I’d heard enough glowing reviews—not to mention the Locus Award win and Nebula and Hugo nominations—to have pretty high expectations for Ninefox Gambit, and it certainly lived up to them. Yoon Ha Lee’s debut space fantasy delivers some fascinating psychological warfare on both a grand and a personal scale, interspersed with moments of levity to break the tension and round out the characters.
In the short few years since its publication, Ninefox Gambit has already developed a bit of a reputation for starting in the middle of things, and it’s well-deserved. Lee drops us in the middle of a war, with Captain Kel Cheris using a complicated system of mathematical magic (disguised as technology) to put down a heretical rebellion. And those heretics? They threaten the magic-tech, which relies not just upon intricate geometries, but also on the psychological states of the people around it. If they do not follow the Empire’s calendar, the magic-tech ceases to function. So calendrical heresy becomes very, very important.
This brings us to the main thrust of the story, where another group of heretics has taken a nearly impregnable fortress. To fight them, Cheris is imbued with the consciousness of Shuos Jedao, a legendary general who has never lost a battle. He also had his body destroyed centuries earlier after massacring his own forces in addition to the enemy. So Cheris gets to fight a war with a genius and a psychopath in her head.
The book stands and falls on Jedao’s character, both his tactical acumen and his relationship with Cheris.
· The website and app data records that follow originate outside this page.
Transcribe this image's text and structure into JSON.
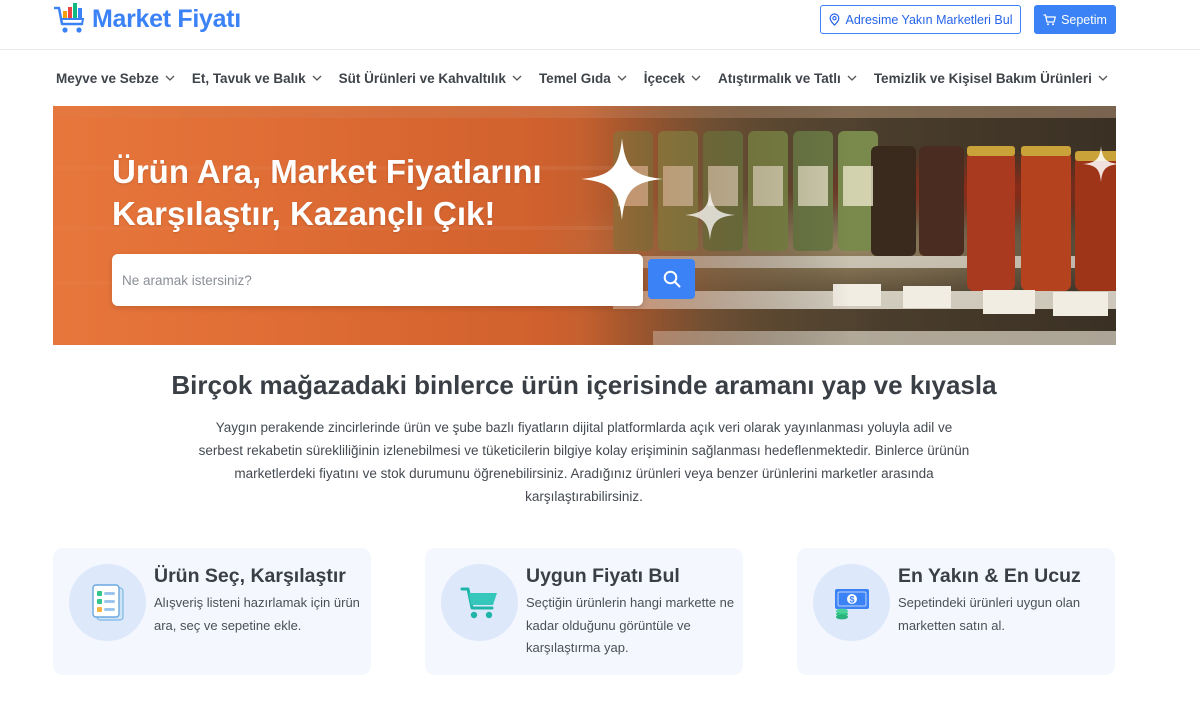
{
  "header": {
    "logo_text": "Market Fiyatı",
    "nearby_button": "Adresime Yakın Marketleri Bul",
    "cart_button": "Sepetim"
  },
  "nav": {
    "items": [
      "Meyve ve Sebze",
      "Et, Tavuk ve Balık",
      "Süt Ürünleri ve Kahvaltılık",
      "Temel Gıda",
      "İçecek",
      "Atıştırmalık ve Tatlı",
      "Temizlik ve Kişisel Bakım Ürünleri"
    ]
  },
  "hero": {
    "title_line1": "Ürün Ara, Market Fiyatlarını",
    "title_line2": "Karşılaştır, Kazançlı Çık!",
    "search_placeholder": "Ne aramak istersiniz?"
  },
  "intro": {
    "title": "Birçok mağazadaki binlerce ürün içerisinde aramanı yap ve kıyasla",
    "text": "Yaygın perakende zincirlerinde ürün ve şube bazlı fiyatların dijital platformlarda açık veri olarak yayınlanması yoluyla adil ve serbest rekabetin sürekliliğinin izlenebilmesi ve tüketicilerin bilgiye kolay erişiminin sağlanması hedeflenmektedir. Binlerce ürünün marketlerdeki fiyatını ve stok durumunu öğrenebilirsiniz. Aradığınız ürünleri veya benzer ürünlerini marketler arasında karşılaştırabilirsiniz."
  },
  "features": [
    {
      "title": "Ürün Seç, Karşılaştır",
      "desc": "Alışveriş listeni hazırlamak için ürün ara, seç ve sepetine ekle.",
      "icon": "checklist-icon"
    },
    {
      "title": "Uygun Fiyatı Bul",
      "desc": "Seçtiğin ürünlerin hangi markette ne kadar olduğunu görüntüle ve karşılaştırma yap.",
      "icon": "shopping-cart-icon"
    },
    {
      "title": "En Yakın & En Ucuz",
      "desc": "Sepetindeki ürünleri uygun olan marketten satın al.",
      "icon": "money-icon"
    }
  ],
  "colors": {
    "primary": "#3b82f6",
    "card_bg": "#f4f7fd",
    "icon_circle": "#dde8fb"
  }
}
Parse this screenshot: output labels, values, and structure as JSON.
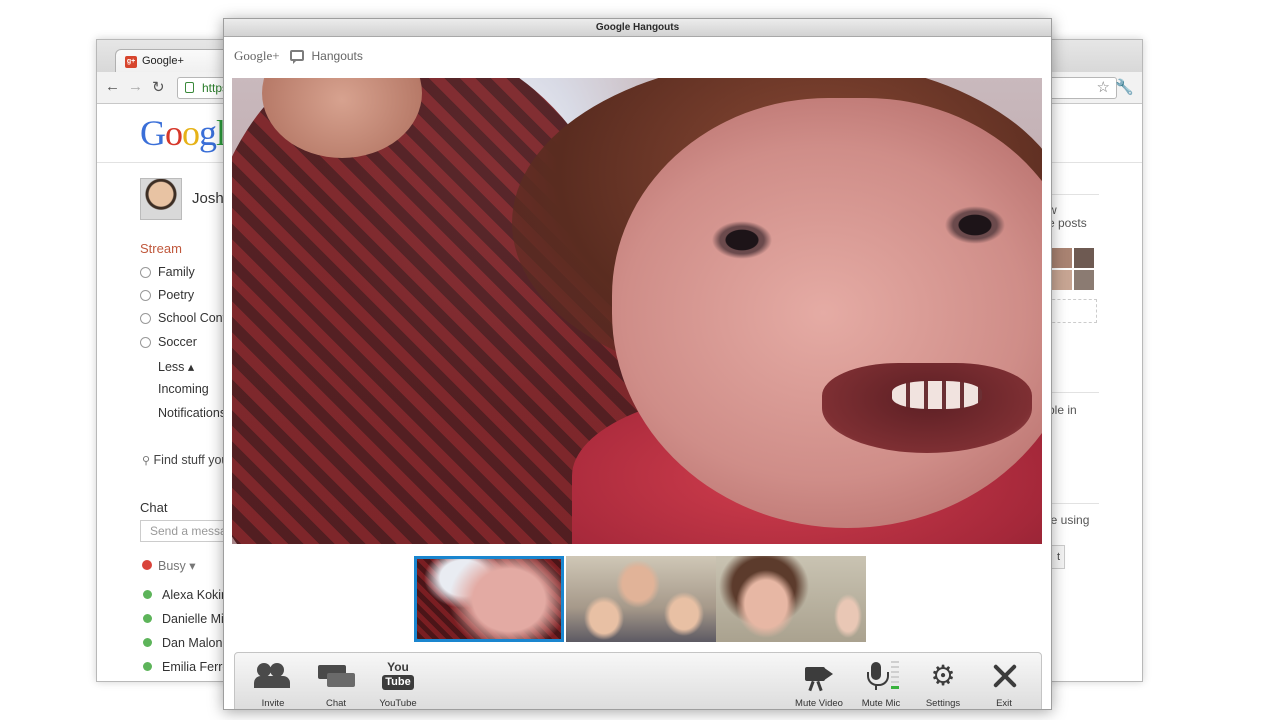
{
  "browser": {
    "tab_title": "Google+",
    "url": "https",
    "logo": "Google",
    "profile_name": "Josh",
    "stream_title": "Stream",
    "circles": [
      "Family",
      "Poetry",
      "School Conta",
      "Soccer"
    ],
    "less_label": "Less ▴",
    "incoming_label": "Incoming",
    "notifications_label": "Notifications",
    "find_label": "Find stuff you",
    "chat_title": "Chat",
    "chat_placeholder": "Send a messa",
    "busy_label": "Busy ▾",
    "contacts": [
      "Alexa Kokin",
      "Danielle Mir",
      "Dan Malone",
      "Emilia Ferre"
    ],
    "right_fragments": {
      "w": "w",
      "posts": "e posts",
      "people": "ble in",
      "using": "cle using",
      "button": "t"
    }
  },
  "hangout": {
    "window_title": "Google Hangouts",
    "brand_gplus": "Google+",
    "brand_hangouts": "Hangouts",
    "toolbar": {
      "invite": "Invite",
      "chat": "Chat",
      "youtube_top": "You",
      "youtube_bottom": "Tube",
      "youtube": "YouTube",
      "mute_video": "Mute Video",
      "mute_mic": "Mute Mic",
      "settings": "Settings",
      "exit": "Exit"
    },
    "selected_thumbnail": 1,
    "mic_level_bars_on": 1,
    "accent_color": "#1a86cf"
  }
}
And the calendrical magic-tech really lets him shine. Its dependence on the people’s beliefs sets the stage for psychological warfare, and the dearth of detailed explanation allows him to act in ways that the reader couldn’t see coming. But, while the calendrical system enables Jedao to steal the show, it also can serve to distract from the story. The relationship between Jedao and Cheris is excellent, and even with all the war going on, it’s this partnership between the straight-laced soldier and the mad genius that makes the book great. But there’s so much technobabble about the mathematics underlying the magic-tech that it can be a distraction. In order to get the most out of the story, I recommend not trying to understand the details. But figuring out which details are important and which should be ignored is a non-trivial undertaking, and it puts too much responsibility on the reader—the technobabble is an unnecessary impediment to enjoyment of the novel.
And it’s still a really good novel. The character interactions are great, the emotional moments hit hard, and there are even some moments of humor in the brief glimpses into the perspective of the heretics and their calendrical mockery. And while the main plot does conclude, there is an excellent setup for what I assume will be the overarching plot of the trilogy as a whole. But even as a really good novel, a little less obfuscation could’ve taken it to another level.
Recommended if you like: odd partnerships, psychological depth, mad geniuses, imperial scheming, space fantasy.
Overall rating: 15 of Tar Vol’s 20. Four stars on Goodreads.
Yours in calendrical heresy,